Mary, no need for a sweater. Make yourself a cup of shaye, relax in your favorite chair and enjoy Rx in Russian. You'll visit Belarus.

Mona Risk said...

Margaret, definitely go to Russia in June or July. Why should you suffer if you don't have to?

Mona Risk said...

Mary, I was definitely the shortest, even when the chapka gave me a few extra inches in height!

Nightingale said...

Great photos and most interesting post. What wonderful places you go, Mona. I know Prescription in Russian will be a best seller!

Paisley Kirkpatrick said...

Best of luck, Mona. Your photos and story never cease to amaze me. What an exciting life you've lived and how wonderful you are able to share some of these experiences with your readers. :)

Mona Risk said...

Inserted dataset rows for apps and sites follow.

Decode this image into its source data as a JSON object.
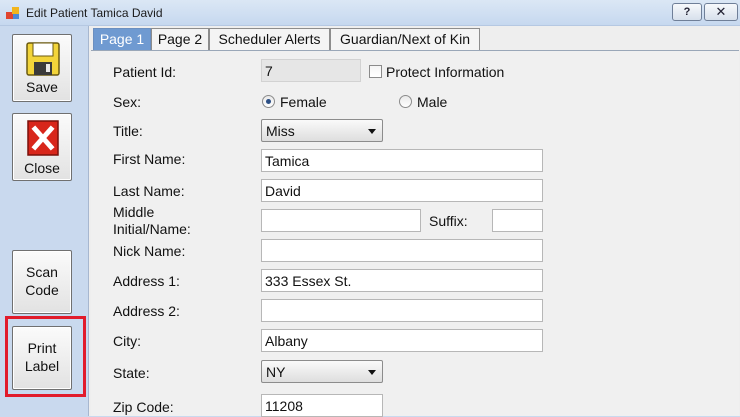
{
  "window": {
    "title": "Edit Patient Tamica David",
    "help_label": "?",
    "close_label": "✕"
  },
  "toolbar": {
    "save_label": "Save",
    "close_label": "Close",
    "scan_label_line1": "Scan",
    "scan_label_line2": "Code",
    "print_label_line1": "Print",
    "print_label_line2": "Label",
    "highlight_color": "#e11b2b"
  },
  "tabs": [
    {
      "label": "Page 1",
      "active": true
    },
    {
      "label": "Page 2",
      "active": false
    },
    {
      "label": "Scheduler Alerts",
      "active": false
    },
    {
      "label": "Guardian/Next of Kin",
      "active": false
    }
  ],
  "form": {
    "patient_id_label": "Patient Id:",
    "patient_id_value": "7",
    "protect_label": "Protect Information",
    "sex_label": "Sex:",
    "sex_female": "Female",
    "sex_male": "Male",
    "sex_selected": "Female",
    "title_label": "Title:",
    "title_value": "Miss",
    "first_name_label": "First Name:",
    "first_name_value": "Tamica",
    "last_name_label": "Last Name:",
    "last_name_value": "David",
    "middle_label_line1": "Middle",
    "middle_label_line2": "Initial/Name:",
    "middle_value": "",
    "suffix_label": "Suffix:",
    "suffix_value": "",
    "nick_label": "Nick Name:",
    "nick_value": "",
    "address1_label": "Address 1:",
    "address1_value": "333 Essex St.",
    "address2_label": "Address 2:",
    "address2_value": "",
    "city_label": "City:",
    "city_value": "Albany",
    "state_label": "State:",
    "state_value": "NY",
    "zip_label": "Zip Code:",
    "zip_value": "11208"
  }
}
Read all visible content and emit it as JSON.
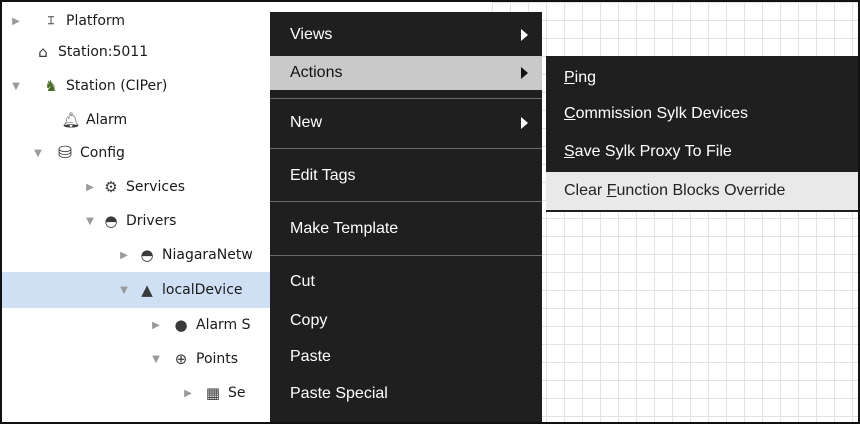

Linda, thank you so much for your confidence in me. Rx In Russian is a one of my favorite books. I do hope it sells well.

Mona Risk said...

Hi Paisley, I enjoy taking my readers in unusual trips to exotic places. Come along.

Lilly Gayle said...

Mona,
Finally got around to checking out your post.So glad I did! What great pictures and an interesting peak at Russian life. Your book sounds great. I'm adding it to my TBR list. If you don't mind say, what kind of work did/do you do that allowed you to travel to such exotic locations? sounds fun!